For many years, marketing has been constricted to being answerable to CFO’s as an expense head. It has been a function which usually does not drive results from a sales standpoint and has always been a matter of grouse for the Finance departments. It’s also often one of the reasons that we’ve seen fewer CMO’s take up the CEO role – the lack of tangible impact on business.
With the coming in of technology, marketing’s time to transform business is now. Gone are the days where marketing had the ability to only sprinkle magic dust onto the ethos and soul of a company – of course, this is an age-old benefit of marketers and it will continue to remain as a strong one, however, what’s exciting is that it isn’t the only benefit of marketers to companies now. Over the last couple of years, the responsibilities levied by the board to the marketing teams demand them to be more accountable.
This has led to an evolution of a new breed of marketers who are very savvy with sales and start their careers with a business orientation. In addition to that, the current marketer also has a sense of digital technology and an understanding of how to create a marketing process that seamlessly ties into the sales process.

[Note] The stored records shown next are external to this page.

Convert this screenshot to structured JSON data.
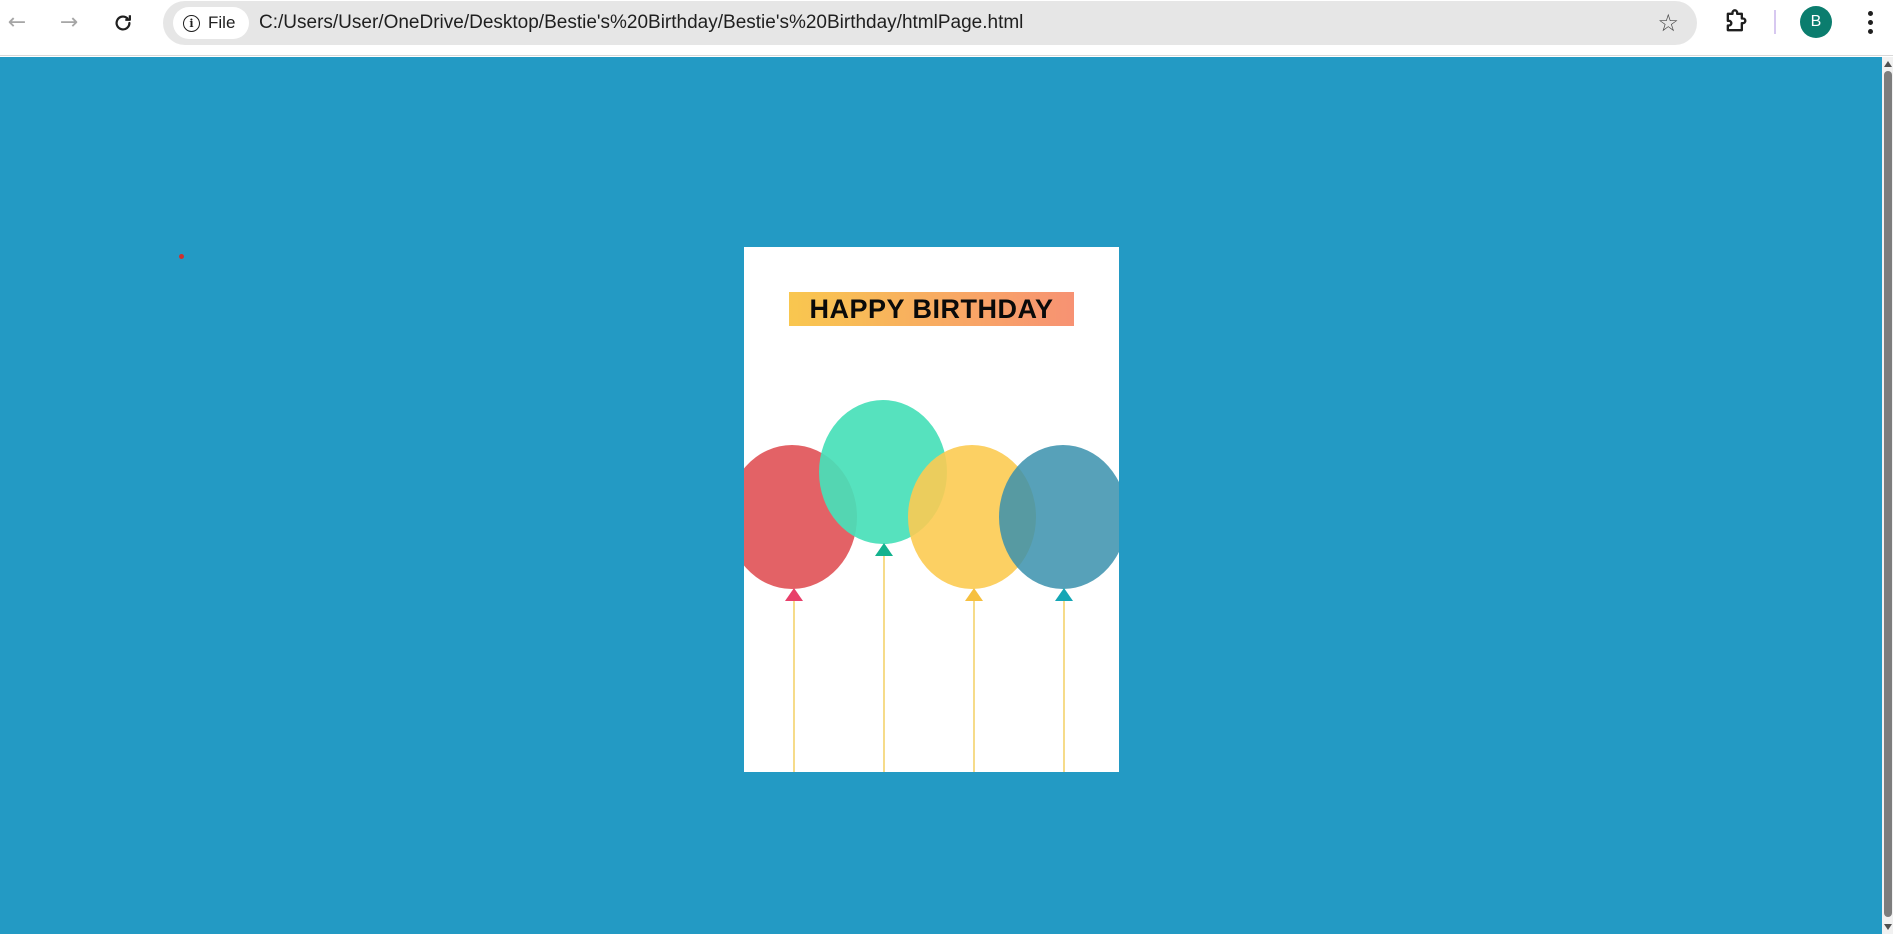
{
  "browser": {
    "site_chip_label": "File",
    "url": "C:/Users/User/OneDrive/Desktop/Bestie's%20Birthday/Bestie's%20Birthday/htmlPage.html",
    "profile_initial": "B",
    "profile_color": "#0b7d6e"
  },
  "page": {
    "background_color": "#239ac4",
    "card": {
      "title": "HAPPY BIRTHDAY",
      "banner_gradient": [
        "#f9c74f",
        "#f79273"
      ],
      "balloons": [
        {
          "name": "red-balloon",
          "color": "#e15a5e",
          "knot_color": "#e8406a",
          "string_color": "#f2c84b"
        },
        {
          "name": "mint-balloon",
          "color": "#48e0b9",
          "knot_color": "#13b28e",
          "string_color": "#f2c84b"
        },
        {
          "name": "yellow-balloon",
          "color": "#fccb52",
          "knot_color": "#f6c040",
          "string_color": "#f2c84b"
        },
        {
          "name": "teal-balloon",
          "color": "#3a91ad",
          "knot_color": "#15a6b5",
          "string_color": "#f2c84b"
        }
      ]
    }
  },
  "icons": {
    "back": "arrow-left-icon",
    "forward": "arrow-right-icon",
    "reload": "reload-icon",
    "info": "info-icon",
    "bookmark": "star-icon",
    "extensions": "puzzle-icon",
    "menu": "kebab-menu-icon"
  }
}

One such example is a piece of work at a Global Digital Ecosystem Enabler where the marketing team identified $1M sales opportunities and closures simply by looking at some of the recurring patterns in the data and creating interesting frameworks for the sales team to tap the leads located through the patterns. The company in question due to its strong brand gets thousands of inquiries and it needs to understand which inquiries need prime focus and which inquiries can drive sales. Using a combination of Clearbit, Google Optimize, and Google Analytics, the marketing team was able to present rich data to the sales team. With Clearbit, they were able to identify the IP addresses of the leads that visited their website that helped them understand which companies are coming into their website. Is it Tesla that’s coming in? Is it Oracle? Is it Uber?
More time spent by the company and more downloads of whitepapers indicated that more people from the company are interested. 341 such companies were identified at this company in question, from 8000 odd leads. Those were the leads that the sales team focused on which ultimately led to closures. This kind of drip process for marketing and razor-sharp micro marketing process, using digital technologies that affect not just the digital world but also the physical world and the closures of sales, is making marketing both exciting and powerful.
Digileaf – Digital Marketing Agency